— YOUR INSTRUCTIONS —
Send back the entries exactly as they were given.

Records from a dataset:
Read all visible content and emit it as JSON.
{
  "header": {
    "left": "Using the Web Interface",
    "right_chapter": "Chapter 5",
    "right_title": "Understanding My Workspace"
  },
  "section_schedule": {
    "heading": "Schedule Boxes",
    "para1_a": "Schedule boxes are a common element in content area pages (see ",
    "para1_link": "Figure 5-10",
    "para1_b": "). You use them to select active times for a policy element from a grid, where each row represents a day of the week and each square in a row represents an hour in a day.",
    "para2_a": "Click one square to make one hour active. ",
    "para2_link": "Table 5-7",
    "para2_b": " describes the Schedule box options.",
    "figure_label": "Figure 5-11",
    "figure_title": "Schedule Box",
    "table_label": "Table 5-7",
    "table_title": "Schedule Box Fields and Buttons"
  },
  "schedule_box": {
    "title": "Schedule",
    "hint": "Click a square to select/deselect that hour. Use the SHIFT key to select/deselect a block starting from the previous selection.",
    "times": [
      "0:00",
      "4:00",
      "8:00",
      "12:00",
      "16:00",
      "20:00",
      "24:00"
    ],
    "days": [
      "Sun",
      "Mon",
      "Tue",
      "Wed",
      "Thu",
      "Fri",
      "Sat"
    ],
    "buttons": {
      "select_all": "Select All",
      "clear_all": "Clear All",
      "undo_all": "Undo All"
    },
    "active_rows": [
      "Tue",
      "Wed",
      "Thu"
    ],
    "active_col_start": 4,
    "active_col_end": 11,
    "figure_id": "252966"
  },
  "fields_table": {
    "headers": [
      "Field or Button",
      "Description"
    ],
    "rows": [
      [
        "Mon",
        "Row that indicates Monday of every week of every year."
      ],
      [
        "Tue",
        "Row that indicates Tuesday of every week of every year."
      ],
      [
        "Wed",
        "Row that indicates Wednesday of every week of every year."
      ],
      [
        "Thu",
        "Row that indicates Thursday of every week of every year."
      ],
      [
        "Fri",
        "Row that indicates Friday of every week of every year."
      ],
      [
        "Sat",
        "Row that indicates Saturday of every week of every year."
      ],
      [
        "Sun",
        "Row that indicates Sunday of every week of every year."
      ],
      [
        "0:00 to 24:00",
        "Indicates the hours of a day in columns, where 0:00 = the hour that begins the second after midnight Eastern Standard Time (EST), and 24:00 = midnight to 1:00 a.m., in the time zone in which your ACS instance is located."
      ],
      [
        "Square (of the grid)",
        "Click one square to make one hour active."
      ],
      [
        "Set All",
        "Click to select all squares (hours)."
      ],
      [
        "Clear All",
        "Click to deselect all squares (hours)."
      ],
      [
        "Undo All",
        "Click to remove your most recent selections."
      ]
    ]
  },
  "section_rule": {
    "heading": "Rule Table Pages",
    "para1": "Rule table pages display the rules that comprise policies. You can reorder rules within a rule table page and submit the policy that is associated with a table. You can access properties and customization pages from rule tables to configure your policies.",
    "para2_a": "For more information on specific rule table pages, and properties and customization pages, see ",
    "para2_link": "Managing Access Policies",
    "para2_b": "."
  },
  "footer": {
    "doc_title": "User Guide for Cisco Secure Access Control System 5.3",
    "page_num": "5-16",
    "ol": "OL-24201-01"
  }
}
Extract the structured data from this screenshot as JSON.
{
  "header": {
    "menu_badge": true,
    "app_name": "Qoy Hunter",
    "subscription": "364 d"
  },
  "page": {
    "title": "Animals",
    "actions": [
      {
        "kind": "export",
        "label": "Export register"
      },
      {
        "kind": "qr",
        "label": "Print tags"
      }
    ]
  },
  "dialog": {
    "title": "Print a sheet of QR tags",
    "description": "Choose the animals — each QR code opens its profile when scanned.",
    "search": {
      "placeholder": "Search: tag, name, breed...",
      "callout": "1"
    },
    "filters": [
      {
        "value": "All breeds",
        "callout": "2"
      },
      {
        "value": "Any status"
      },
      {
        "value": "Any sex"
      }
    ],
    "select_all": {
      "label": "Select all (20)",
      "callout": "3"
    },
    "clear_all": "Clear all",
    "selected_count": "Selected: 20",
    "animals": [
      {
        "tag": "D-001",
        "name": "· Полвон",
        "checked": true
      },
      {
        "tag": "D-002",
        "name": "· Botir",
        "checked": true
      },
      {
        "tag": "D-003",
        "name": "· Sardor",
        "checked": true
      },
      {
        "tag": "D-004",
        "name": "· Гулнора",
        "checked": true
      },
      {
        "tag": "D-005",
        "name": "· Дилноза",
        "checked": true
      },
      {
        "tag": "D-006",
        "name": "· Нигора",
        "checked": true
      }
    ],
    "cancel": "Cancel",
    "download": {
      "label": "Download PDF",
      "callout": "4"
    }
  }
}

— SOLUTION FOR THIS EXERCISE —
Read all visible content and emit it as JSON.
{
  "header": {
    "left": "Using the Web Interface",
    "right_chapter": "Chapter 5",
    "right_title": "Understanding My Workspace"
  },
  "section_schedule": {
    "heading": "Schedule Boxes",
    "para1_a": "Schedule boxes are a common element in content area pages (see ",
    "para1_link": "Figure 5-10",
    "para1_b": "). You use them to select active times for a policy element from a grid, where each row represents a day of the week and each square in a row represents an hour in a day.",
    "para2_a": "Click one square to make one hour active. ",
    "para2_link": "Table 5-7",
    "para2_b": " describes the Schedule box options.",
    "figure_label": "Figure 5-11",
    "figure_title": "Schedule Box",
    "table_label": "Table 5-7",
    "table_title": "Schedule Box Fields and Buttons"
  },
  "schedule_box": {
    "title": "Schedule",
    "hint": "Click a square to select/deselect that hour. Use the SHIFT key to select/deselect a block starting from the previous selection.",
    "times": [
      "0:00",
      "4:00",
      "8:00",
      "12:00",
      "16:00",
      "20:00",
      "24:00"
    ],
    "days": [
      "Sun",
      "Mon",
      "Tue",
      "Wed",
      "Thu",
      "Fri",
      "Sat"
    ],
    "buttons": {
      "select_all": "Select All",
      "clear_all": "Clear All",
      "undo_all": "Undo All"
    },
    "active_rows": [
      "Tue",
      "Wed",
      "Thu"
    ],
    "active_col_start": 4,
    "active_col_end": 11,
    "figure_id": "252966"
  },
  "fields_table": {
    "headers": [
      "Field or Button",
      "Description"
    ],
    "rows": [
      [
        "Mon",
        "Row that indicates Monday of every week of every year."
      ],
      [
        "Tue",
        "Row that indicates Tuesday of every week of every year."
      ],
      [
        "Wed",
        "Row that indicates Wednesday of every week of every year."
      ],
      [
        "Thu",
        "Row that indicates Thursday of every week of every year."
      ],
      [
        "Fri",
        "Row that indicates Friday of every week of every year."
      ],
      [
        "Sat",
        "Row that indicates Saturday of every week of every year."
      ],
      [
        "Sun",
        "Row that indicates Sunday of every week of every year."
      ],
      [
        "0:00 to 24:00",
        "Indicates the hours of a day in columns, where 0:00 = the hour that begins the second after midnight Eastern Standard Time (EST), and 24:00 = midnight to 1:00 a.m., in the time zone in which your ACS instance is located."
      ],
      [
        "Square (of the grid)",
        "Click one square to make one hour active."
      ],
      [
        "Set All",
        "Click to select all squares (hours)."
      ],
      [
        "Clear All",
        "Click to deselect all squares (hours)."
      ],
      [
        "Undo All",
        "Click to remove your most recent selections."
      ]
    ]
  },
  "section_rule": {
    "heading": "Rule Table Pages",
    "para1": "Rule table pages display the rules that comprise policies. You can reorder rules within a rule table page and submit the policy that is associated with a table. You can access properties and customization pages from rule tables to configure your policies.",
    "para2_a": "For more information on specific rule table pages, and properties and customization pages, see ",
    "para2_link": "Managing Access Policies",
    "para2_b": "."
  },
  "footer": {
    "doc_title": "User Guide for Cisco Secure Access Control System 5.3",
    "page_num": "5-16",
    "ol": "OL-24201-01"
  }
}
Extract the structured data from this screenshot as JSON.
{
  "header": {
    "menu_badge": true,
    "app_name": "Qoy Hunter",
    "subscription": "364 d"
  },
  "page": {
    "title": "Animals",
    "actions": [
      {
        "kind": "export",
        "label": "Export register"
      },
      {
        "kind": "qr",
        "label": "Print tags"
      }
    ]
  },
  "dialog": {
    "title": "Print a sheet of QR tags",
    "description": "Choose the animals — each QR code opens its profile when scanned.",
    "search": {
      "placeholder": "Search: tag, name, breed...",
      "callout": "1"
    },
    "filters": [
      {
        "value": "All breeds",
        "callout": "2"
      },
      {
        "value": "Any status"
      },
      {
        "value": "Any sex"
      }
    ],
    "select_all": {
      "label": "Select all (20)",
      "callout": "3"
    },
    "clear_all": "Clear all",
    "selected_count": "Selected: 20",
    "animals": [
      {
        "tag": "D-001",
        "name": "· Полвон",
        "checked": true
      },
      {
        "tag": "D-002",
        "name": "· Botir",
        "checked": true
      },
      {
        "tag": "D-003",
        "name": "· Sardor",
        "checked": true
      },
      {
        "tag": "D-004",
        "name": "· Гулнора",
        "checked": true
      },
      {
        "tag": "D-005",
        "name": "· Дилноза",
        "checked": true
      },
      {
        "tag": "D-006",
        "name": "· Нигора",
        "checked": true
      }
    ],
    "cancel": "Cancel",
    "download": {
      "label": "Download PDF",
      "callout": "4"
    }
  }
}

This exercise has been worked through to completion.